** Opening DATA FOR THIS TASK block **

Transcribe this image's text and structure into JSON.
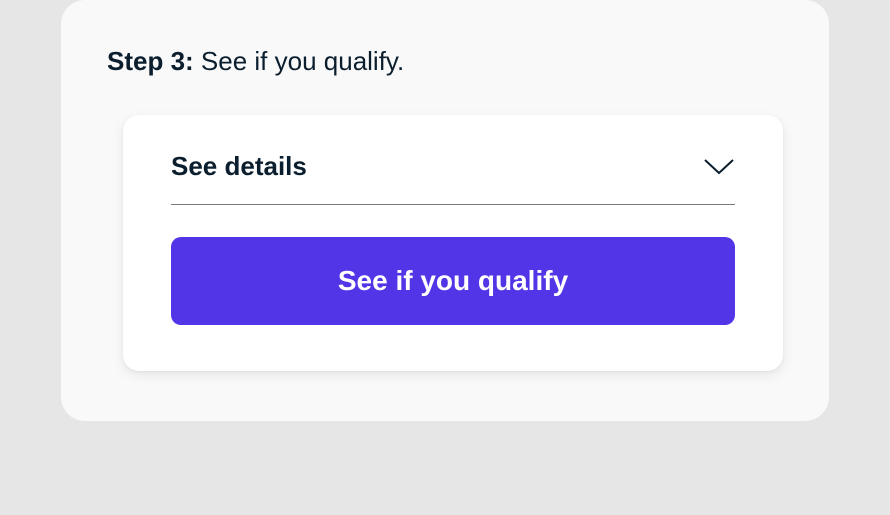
{
  "step": {
    "label": "Step 3:",
    "title": "See if you qualify."
  },
  "details": {
    "toggle_label": "See details"
  },
  "cta": {
    "label": "See if you qualify"
  },
  "colors": {
    "accent": "#5135e7"
  }
}
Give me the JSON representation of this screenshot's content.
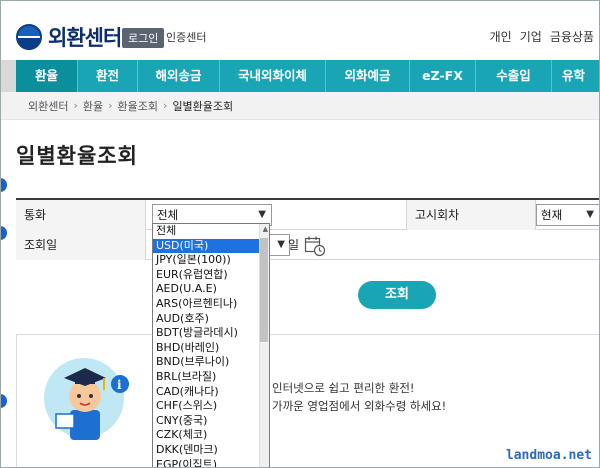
{
  "header": {
    "logo_text": "외환센터",
    "login_label": "로그인",
    "cert_label": "인증센터",
    "top_links": [
      "개인",
      "기업",
      "금융상품"
    ]
  },
  "nav": {
    "items": [
      "환율",
      "환전",
      "해외송금",
      "국내외화이체",
      "외화예금",
      "eZ-FX",
      "수출입",
      "유학"
    ]
  },
  "breadcrumb": [
    "외환센터",
    "환율",
    "환율조회",
    "일별환율조회"
  ],
  "page_title": "일별환율조회",
  "form": {
    "currency_label": "통화",
    "currency_value": "전체",
    "notice_label": "고시회차",
    "notice_value": "현재",
    "date_label": "조회일",
    "day_suffix": "일"
  },
  "query_button": "조회",
  "info": {
    "line1": "인터넷으로 쉽고 편리한 환전!",
    "line2": "가까운 영업점에서 외화수령 하세요!"
  },
  "dropdown": {
    "options": [
      "전체",
      "USD(미국)",
      "JPY(일본(100))",
      "EUR(유럽연합)",
      "AED(U.A.E)",
      "ARS(아르헨티나)",
      "AUD(호주)",
      "BDT(방글라데시)",
      "BHD(바레인)",
      "BND(브루나이)",
      "BRL(브라질)",
      "CAD(캐나다)",
      "CHF(스위스)",
      "CNY(중국)",
      "CZK(체코)",
      "DKK(덴마크)",
      "EGP(이집트)"
    ],
    "selected_index": 1
  },
  "watermark": "landmoa.net",
  "colors": {
    "accent": "#1aa5b4",
    "accent_dark": "#0b8f9d",
    "selected": "#1e72e0",
    "logo": "#0c2f6b"
  }
}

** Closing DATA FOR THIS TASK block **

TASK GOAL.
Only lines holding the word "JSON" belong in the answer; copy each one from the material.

REPLY.
Transcribe this image's text and structure into JSON.
Give me the JSON representation of this screenshot's content.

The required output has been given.